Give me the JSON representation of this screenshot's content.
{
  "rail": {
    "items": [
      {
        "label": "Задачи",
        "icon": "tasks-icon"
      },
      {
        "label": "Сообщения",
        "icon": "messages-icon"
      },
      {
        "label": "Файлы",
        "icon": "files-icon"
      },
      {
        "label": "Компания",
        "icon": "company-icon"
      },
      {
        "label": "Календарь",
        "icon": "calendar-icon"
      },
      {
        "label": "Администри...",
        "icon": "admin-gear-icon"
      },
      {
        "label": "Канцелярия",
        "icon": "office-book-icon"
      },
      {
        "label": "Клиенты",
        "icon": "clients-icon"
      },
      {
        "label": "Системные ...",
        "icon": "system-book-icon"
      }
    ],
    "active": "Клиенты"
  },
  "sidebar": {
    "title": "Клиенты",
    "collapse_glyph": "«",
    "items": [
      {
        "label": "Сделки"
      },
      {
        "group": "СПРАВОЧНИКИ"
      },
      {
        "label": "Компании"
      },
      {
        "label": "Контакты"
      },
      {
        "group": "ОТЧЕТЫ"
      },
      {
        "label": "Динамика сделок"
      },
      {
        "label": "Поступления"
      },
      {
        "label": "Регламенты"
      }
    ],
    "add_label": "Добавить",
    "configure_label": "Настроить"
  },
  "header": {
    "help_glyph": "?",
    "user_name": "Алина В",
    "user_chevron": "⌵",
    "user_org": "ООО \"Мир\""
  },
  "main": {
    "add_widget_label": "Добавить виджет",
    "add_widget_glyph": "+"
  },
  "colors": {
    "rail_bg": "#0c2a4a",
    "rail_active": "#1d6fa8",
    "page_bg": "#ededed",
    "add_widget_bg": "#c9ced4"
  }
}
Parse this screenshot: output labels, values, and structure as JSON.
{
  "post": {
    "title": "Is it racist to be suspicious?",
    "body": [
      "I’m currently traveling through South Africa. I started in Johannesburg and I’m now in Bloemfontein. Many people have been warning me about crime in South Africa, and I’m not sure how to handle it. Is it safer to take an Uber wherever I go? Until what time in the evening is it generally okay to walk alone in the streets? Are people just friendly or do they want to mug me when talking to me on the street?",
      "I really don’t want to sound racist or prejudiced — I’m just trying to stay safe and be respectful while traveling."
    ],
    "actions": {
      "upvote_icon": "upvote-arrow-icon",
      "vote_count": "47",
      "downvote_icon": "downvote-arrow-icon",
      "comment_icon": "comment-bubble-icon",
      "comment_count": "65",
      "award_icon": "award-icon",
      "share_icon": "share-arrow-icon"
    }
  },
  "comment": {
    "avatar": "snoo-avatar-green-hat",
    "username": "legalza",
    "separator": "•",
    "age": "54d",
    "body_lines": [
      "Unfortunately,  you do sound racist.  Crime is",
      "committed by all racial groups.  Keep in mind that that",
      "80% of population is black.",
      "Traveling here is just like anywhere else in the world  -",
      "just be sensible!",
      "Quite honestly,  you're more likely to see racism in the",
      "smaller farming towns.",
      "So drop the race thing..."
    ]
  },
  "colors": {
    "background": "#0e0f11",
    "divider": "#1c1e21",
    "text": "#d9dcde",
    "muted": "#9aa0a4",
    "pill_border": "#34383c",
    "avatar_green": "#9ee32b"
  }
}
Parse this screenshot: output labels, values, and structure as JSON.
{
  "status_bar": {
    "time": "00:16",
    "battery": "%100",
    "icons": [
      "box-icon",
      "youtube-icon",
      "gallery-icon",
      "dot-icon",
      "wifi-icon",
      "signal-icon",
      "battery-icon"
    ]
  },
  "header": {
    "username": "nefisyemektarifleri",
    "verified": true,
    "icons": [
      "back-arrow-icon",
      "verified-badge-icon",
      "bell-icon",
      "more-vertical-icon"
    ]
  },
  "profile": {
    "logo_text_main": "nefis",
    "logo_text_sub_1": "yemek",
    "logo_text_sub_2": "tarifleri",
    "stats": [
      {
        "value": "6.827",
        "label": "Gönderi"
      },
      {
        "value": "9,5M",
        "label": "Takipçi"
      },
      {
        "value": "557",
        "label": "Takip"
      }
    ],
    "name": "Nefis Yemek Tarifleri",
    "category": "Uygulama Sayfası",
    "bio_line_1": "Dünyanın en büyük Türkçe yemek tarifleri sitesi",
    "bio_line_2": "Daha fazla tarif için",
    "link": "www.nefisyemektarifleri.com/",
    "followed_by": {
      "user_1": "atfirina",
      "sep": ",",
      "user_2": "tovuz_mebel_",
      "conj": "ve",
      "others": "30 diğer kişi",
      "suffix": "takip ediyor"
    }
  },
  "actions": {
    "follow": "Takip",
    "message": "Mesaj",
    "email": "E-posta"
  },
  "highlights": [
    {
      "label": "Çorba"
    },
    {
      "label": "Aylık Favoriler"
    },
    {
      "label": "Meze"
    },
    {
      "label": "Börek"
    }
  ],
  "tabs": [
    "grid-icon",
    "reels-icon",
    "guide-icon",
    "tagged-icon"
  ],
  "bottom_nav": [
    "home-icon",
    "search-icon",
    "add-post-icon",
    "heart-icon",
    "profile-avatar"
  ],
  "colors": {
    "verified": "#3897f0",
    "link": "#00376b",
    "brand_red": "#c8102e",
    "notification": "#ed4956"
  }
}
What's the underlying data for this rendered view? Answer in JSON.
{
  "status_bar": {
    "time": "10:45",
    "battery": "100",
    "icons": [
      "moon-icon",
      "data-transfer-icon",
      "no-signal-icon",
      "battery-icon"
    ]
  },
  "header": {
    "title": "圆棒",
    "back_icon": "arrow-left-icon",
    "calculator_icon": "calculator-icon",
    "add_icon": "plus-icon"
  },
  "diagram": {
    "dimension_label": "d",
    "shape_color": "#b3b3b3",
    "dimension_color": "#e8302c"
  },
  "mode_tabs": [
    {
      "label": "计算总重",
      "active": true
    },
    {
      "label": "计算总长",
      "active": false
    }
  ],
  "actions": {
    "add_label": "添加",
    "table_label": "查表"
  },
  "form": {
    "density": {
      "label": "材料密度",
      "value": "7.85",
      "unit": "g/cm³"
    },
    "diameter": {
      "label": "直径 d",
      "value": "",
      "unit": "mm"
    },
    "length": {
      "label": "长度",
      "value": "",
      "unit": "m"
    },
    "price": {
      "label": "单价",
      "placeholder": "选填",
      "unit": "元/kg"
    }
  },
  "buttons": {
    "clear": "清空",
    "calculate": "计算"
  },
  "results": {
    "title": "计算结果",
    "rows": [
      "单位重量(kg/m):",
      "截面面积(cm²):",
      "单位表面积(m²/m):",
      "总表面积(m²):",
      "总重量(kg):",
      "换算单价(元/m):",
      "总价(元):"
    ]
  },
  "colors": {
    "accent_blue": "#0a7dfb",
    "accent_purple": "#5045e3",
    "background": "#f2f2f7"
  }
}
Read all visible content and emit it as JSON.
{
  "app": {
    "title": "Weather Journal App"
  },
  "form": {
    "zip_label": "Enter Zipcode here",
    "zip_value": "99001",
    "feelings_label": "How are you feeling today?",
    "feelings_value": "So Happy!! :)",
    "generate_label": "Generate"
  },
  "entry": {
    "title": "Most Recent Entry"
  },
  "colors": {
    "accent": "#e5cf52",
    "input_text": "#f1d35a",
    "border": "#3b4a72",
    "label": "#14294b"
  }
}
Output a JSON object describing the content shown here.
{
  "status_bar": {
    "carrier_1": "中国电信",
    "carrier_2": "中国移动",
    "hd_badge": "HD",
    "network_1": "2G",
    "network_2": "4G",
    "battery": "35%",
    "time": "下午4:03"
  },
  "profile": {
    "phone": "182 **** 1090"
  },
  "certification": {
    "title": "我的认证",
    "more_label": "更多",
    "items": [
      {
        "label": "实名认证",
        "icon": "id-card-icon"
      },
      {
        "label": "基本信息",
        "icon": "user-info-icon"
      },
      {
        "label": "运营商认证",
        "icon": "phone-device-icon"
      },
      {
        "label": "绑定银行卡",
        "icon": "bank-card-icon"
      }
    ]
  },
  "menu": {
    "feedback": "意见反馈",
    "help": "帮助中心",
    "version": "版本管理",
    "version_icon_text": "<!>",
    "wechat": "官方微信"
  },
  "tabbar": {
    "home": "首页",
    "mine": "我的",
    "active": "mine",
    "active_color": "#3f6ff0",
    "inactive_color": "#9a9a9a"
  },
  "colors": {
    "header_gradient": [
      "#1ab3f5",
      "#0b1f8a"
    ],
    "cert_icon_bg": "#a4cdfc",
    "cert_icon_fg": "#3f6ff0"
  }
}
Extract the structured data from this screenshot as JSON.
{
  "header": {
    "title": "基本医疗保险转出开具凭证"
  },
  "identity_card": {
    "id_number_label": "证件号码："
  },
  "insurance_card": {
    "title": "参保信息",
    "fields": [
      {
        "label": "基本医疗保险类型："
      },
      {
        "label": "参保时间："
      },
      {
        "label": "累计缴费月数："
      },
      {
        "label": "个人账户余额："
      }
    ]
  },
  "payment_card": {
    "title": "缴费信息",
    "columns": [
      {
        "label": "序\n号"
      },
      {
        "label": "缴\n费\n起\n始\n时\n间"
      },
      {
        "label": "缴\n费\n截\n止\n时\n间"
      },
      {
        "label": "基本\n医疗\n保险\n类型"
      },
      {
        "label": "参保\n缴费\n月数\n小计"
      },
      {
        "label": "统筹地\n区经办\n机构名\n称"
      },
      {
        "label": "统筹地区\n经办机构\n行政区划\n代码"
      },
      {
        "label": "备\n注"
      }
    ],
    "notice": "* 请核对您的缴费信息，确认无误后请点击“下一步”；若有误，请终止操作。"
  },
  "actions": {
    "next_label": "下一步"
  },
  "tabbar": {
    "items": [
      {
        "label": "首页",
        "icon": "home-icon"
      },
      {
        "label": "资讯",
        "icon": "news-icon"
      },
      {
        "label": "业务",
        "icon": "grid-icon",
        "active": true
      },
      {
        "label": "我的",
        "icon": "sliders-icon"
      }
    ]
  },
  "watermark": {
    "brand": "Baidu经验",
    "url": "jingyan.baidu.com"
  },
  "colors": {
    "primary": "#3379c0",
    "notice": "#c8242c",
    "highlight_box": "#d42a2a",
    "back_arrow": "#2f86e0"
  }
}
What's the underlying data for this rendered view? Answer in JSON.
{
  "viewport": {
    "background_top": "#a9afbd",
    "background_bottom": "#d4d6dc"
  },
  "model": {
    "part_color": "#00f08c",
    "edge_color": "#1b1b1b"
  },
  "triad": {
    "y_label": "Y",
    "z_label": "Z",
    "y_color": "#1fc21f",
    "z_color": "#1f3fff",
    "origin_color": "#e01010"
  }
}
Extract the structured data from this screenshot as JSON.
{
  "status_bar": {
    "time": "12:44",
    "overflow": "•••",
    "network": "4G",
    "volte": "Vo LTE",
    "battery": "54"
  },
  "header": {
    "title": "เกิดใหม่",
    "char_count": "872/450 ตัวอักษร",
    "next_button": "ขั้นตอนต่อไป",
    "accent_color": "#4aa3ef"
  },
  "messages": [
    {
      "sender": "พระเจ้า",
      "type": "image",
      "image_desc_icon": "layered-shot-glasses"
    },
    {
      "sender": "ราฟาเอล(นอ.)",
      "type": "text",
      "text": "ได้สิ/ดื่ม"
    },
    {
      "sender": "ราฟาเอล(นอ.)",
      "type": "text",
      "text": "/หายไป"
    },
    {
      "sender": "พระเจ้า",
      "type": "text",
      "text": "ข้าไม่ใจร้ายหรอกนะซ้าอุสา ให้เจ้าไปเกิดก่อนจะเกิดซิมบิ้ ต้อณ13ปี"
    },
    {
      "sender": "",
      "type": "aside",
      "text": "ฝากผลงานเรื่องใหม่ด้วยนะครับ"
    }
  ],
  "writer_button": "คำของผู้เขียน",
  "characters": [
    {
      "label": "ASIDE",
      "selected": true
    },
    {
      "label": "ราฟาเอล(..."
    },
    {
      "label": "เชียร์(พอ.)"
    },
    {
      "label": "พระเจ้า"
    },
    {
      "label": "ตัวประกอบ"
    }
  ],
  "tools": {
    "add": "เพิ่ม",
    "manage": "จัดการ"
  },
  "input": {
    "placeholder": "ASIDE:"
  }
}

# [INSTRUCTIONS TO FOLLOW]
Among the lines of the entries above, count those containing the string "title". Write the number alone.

# [RESULT FOR THIS EXERCISE]
11